We had breakfast at the promenade. A horse passed pulling a carriage. This time they charged us more for the food then yesterday, for the same meal. We really have to make a list before we order food: ask for the price, without salt, drinks without sugar, drinks without straws... A woman passed us with a stethoscope asking us if we want our blood pressure measured. Everybody offers something, everybody tries to make business. At noon we left beautiful Santa Marta (the first settlement in Colombia) and took the bus back to our little fisherman village. We packed and left at 4.30 pm heading 11 km further to Cienaga. We passed lots of slums. Their houses were made of branches, palm leaves, wooden planks and stuff. Naked children were playing in the dirt, happy Latin music came from many houses. Everybody had a smile for us. The people are so beautiful. Nobody is in a hurry here. The road was busy with bicycle rickshaws, lots and lots... There was water and palm trees on both sides, in the middle the road and some land where the people lived. The scenery was so beautiful. Slums in paradise. I felt a strong connection to the people. I have looked into so many eyes, seen so many faces, I felt so much love for them. After 40 min we arrived in busy Cienaga and found a nice cheap room. After we parked our bikes in our room we looked for an internet place. We walked through the alive town and found one. It was actually a private living room from a family. They put in 4 computers and a sign in front of the house. Easy peasy! When we walked back we stopped at a store. It was already dark. The lights were still on but they had the iron bars closed, so nobody could go into the store anymore. First we thought they were about to close, but it was their security system. People stay outside and tell the people in the shop, what they want. Everybody was out. There was so much street life! We saw lots of garbage on the ground... and... an almost empty garbage bin. Nobody seems to use it. When we walked back to our room, we had no water and arranged a bucket with water. We got it from their laundry system. And... there were some fishes swimming in the water! In the laundry system!! That is one way to store fresh alive fish, I guess. Viva Colombia!

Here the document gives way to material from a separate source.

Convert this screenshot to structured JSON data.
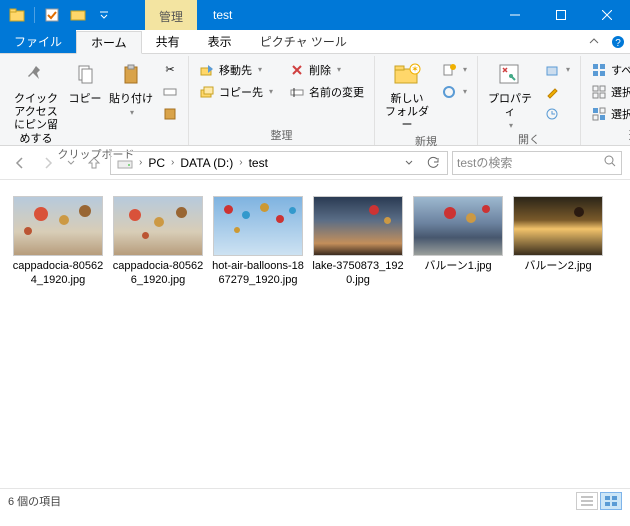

Resume: Santa Marta-Pueblo Viejo by bus, Pueblo Viejo-Cienaga, 11 km by bike, 31 degrees.
LINK: Photos 080-083